Soils, war, life

Putumayo is located in the Andean-Amazonian foothills of southern Colombia. An extremely biodiverse region, it was also an epicenter of the U.S.–Colombia War on Drugs which, until recently, included aerial spraying of illicit coca crops.

When UC Santa Cruz cultural anthropologist Kristina Lyons began her fieldwork in Putumayo, she intended to research the public health and environmental consequences of the herbicide, glyphosate, that rained down from the sky.

Instead, after almost twelve years working with small farmers, soil scientists, state officials, and others, Lyons ended up following the practices that make life possible in a criminalized and poisoned ecology. "The farmers I met pushed me to transform my research questions, and to think about how life is being cultivated in the midst of war," she said.
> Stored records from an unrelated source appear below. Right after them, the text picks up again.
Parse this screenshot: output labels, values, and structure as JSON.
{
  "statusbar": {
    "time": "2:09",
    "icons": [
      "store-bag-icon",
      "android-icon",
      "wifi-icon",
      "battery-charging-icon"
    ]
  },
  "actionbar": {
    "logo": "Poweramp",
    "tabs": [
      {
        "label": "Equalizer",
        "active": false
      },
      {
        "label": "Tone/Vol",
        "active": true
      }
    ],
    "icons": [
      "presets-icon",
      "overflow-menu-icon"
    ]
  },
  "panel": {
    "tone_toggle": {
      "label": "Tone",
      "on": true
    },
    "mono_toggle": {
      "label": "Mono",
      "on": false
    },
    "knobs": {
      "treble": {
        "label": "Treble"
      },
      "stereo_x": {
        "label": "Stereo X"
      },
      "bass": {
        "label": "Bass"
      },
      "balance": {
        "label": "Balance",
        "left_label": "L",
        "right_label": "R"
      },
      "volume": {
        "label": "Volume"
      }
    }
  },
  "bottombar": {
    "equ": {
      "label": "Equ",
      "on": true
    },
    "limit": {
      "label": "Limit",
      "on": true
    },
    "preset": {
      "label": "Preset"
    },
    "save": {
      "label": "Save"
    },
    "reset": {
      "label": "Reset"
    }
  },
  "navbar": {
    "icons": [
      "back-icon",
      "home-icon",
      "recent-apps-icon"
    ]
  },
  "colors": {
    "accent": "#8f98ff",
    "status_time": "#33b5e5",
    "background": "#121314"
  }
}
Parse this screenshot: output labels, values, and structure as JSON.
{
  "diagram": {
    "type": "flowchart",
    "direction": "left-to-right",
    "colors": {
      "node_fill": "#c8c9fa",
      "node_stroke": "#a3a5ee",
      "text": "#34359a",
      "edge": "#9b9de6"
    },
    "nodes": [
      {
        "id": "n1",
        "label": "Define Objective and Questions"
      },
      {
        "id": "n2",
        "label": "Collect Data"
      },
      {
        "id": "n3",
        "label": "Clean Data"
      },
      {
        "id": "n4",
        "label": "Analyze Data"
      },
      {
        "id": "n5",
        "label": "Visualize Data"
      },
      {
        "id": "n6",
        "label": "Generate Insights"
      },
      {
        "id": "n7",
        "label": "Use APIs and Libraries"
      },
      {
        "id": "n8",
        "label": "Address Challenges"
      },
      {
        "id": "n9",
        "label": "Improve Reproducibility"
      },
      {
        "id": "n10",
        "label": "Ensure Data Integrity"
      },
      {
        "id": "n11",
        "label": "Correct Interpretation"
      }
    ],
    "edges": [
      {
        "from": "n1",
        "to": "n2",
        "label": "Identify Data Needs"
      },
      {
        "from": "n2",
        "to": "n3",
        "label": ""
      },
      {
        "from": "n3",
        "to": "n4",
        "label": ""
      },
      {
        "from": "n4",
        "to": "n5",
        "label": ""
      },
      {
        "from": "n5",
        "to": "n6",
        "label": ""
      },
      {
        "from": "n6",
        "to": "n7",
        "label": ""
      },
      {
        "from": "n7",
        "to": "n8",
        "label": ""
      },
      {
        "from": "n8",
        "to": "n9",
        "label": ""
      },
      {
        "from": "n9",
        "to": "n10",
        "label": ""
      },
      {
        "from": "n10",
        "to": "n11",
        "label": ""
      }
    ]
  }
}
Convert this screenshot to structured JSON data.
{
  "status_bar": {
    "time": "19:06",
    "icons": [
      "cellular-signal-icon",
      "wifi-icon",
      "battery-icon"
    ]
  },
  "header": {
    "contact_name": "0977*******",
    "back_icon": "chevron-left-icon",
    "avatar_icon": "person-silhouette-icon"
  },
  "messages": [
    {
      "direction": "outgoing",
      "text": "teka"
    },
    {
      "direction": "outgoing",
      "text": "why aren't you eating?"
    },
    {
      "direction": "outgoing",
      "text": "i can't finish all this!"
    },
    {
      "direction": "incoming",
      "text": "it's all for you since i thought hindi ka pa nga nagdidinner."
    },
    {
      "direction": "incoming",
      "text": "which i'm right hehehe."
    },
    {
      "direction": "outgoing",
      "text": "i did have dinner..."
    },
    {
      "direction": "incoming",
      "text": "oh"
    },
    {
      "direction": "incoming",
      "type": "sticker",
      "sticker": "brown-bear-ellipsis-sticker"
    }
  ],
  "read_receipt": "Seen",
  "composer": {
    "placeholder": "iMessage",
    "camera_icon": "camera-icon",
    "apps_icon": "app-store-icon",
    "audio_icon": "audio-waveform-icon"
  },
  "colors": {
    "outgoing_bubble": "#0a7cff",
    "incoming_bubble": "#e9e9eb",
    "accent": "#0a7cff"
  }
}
Lyons' work, "Decomposition as Life Politics: Soils, Selva, and Small Farmers under the Gun of the U.S.­–Colombia War on Drugs," was published in Cultural Anthropology and garnered the Junior Scholar Award from the Anthropology and Environment Society of the American Anthropological Association.

In post-conflict Colombia, after a peace agreement between leftist guerrillas and the government, Lyons continues to examine the complexities of science, nature, and justice.